Even when updates have been available for months, even years, some organizations are still failing to take basic cybersecurity precautions by not applying critical patches. Failure to update creates a window of opportunity for hackers and bad actors to exploit.
For example, by using a leaked NSA exploit for a vulnerability in Windows’ Server Message Block (SMB) v1 networking protocol, the WannaCry ransomware attack infected more than 300,000 computers around the globe in May 2017. Microsoft released a patch for the vulnerability two months before the attack and after the outbreak, they also released an emergency patch to protect out-of-support systems. Unfortunately, despite WannaCry’s impact, it appeared that many organizations didn’t bother to apply the correct patches because Petya used the same exploit to spread itself across infected networks just one month later.
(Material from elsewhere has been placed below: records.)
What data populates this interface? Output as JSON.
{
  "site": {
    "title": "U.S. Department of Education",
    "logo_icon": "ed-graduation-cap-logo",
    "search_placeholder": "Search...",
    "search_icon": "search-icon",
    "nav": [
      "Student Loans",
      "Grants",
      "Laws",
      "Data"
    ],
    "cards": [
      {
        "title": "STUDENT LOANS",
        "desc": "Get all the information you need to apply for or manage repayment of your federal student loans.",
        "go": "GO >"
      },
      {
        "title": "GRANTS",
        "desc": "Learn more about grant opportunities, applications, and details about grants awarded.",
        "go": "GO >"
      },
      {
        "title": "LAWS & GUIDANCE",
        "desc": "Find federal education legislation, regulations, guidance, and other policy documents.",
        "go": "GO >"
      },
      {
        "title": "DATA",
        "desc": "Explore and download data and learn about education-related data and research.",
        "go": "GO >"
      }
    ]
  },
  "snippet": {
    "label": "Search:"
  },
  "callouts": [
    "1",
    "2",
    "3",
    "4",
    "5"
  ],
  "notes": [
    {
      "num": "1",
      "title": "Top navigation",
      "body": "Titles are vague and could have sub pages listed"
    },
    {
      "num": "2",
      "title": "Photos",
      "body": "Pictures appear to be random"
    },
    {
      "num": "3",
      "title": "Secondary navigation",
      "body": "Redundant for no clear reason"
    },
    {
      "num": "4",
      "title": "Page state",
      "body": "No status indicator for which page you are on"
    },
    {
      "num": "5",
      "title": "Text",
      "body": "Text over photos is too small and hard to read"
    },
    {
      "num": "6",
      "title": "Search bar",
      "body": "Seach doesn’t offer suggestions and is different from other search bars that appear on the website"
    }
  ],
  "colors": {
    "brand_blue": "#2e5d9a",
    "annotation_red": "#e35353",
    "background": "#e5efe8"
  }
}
As WannaCry and Petya illustrate, many cybercriminals aren’t breaking into systems using sophisticated new attacks, they are exploiting already discovered vulnerabilities. Consequently, if security patches are released, then they need to be applied. Due to insecure programming practices, many common vulnerabilities are easy to find and reasonably simple for hackers to take advantage of. Consequently, every organization, regardless of industry, should apply security updates for their operating systems and critical applications as soon as possible following their release.
Enter Automox. Our easy-to-install, cloud-based, automated patching solution allows IT managers and other security professionals to control their level of patch management automation, flow processes and configuration enforcement — all from a single dashboard. Best of all, the lightweight platform can patch any system and any software in any location.
Facing growing threats and a rapidly expanding attack surface, understaffed and alert-fatigued organizations need more efficient ways to eliminate their exposure to vulnerabilities. Automox is a modern cyber hygiene platform that closes the aperture of attack by more than 80% with just half the effort of traditional solutions.
Cloud-native and globally available, Automox enforces OS & third-party patch management, security configurations, and custom scripting across Windows, Mac, and Linux from a single intuitive console. IT and SecOps can quickly gain control and share visibility of on-prem, remote and virtual endpoints without the need to deploy costly infrastructure.
Experience modern, cloud-native patch management today with a 15-day free trial of Automox and start recapturing more than half the time you're currently spending on managing your attack surface. Automox dramatically reduces corporate risk while raising operational efficiency to deliver best-in-class security outcomes, faster and with fewer resources.